# Provided information

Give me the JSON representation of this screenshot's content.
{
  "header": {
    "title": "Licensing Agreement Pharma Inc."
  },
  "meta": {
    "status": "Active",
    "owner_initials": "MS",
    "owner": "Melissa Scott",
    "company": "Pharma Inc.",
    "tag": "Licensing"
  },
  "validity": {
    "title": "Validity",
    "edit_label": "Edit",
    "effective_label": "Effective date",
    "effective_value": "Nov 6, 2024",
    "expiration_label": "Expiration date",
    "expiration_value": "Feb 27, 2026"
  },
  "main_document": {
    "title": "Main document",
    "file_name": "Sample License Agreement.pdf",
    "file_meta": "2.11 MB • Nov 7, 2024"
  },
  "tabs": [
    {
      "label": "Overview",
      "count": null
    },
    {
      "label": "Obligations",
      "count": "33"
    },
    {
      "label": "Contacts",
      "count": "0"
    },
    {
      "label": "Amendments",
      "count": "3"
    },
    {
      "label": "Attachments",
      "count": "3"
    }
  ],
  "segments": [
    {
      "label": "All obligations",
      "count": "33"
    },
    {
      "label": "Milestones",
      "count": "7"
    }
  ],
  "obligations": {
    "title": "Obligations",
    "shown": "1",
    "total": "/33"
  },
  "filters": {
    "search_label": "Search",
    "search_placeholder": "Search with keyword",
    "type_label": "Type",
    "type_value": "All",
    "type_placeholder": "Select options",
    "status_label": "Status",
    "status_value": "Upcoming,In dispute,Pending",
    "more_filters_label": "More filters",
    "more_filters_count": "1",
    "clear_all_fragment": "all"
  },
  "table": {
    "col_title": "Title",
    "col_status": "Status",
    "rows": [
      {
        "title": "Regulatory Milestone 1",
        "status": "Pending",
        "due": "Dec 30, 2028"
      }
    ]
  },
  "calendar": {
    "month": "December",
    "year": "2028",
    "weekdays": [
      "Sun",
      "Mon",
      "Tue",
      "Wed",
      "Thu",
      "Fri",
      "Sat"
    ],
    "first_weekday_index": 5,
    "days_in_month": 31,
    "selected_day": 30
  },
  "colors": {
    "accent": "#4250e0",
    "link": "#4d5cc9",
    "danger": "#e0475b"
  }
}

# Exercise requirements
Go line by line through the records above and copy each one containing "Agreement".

# Task answer
    "title": "Licensing Agreement Pharma Inc."
    "file_name": "Sample License Agreement.pdf",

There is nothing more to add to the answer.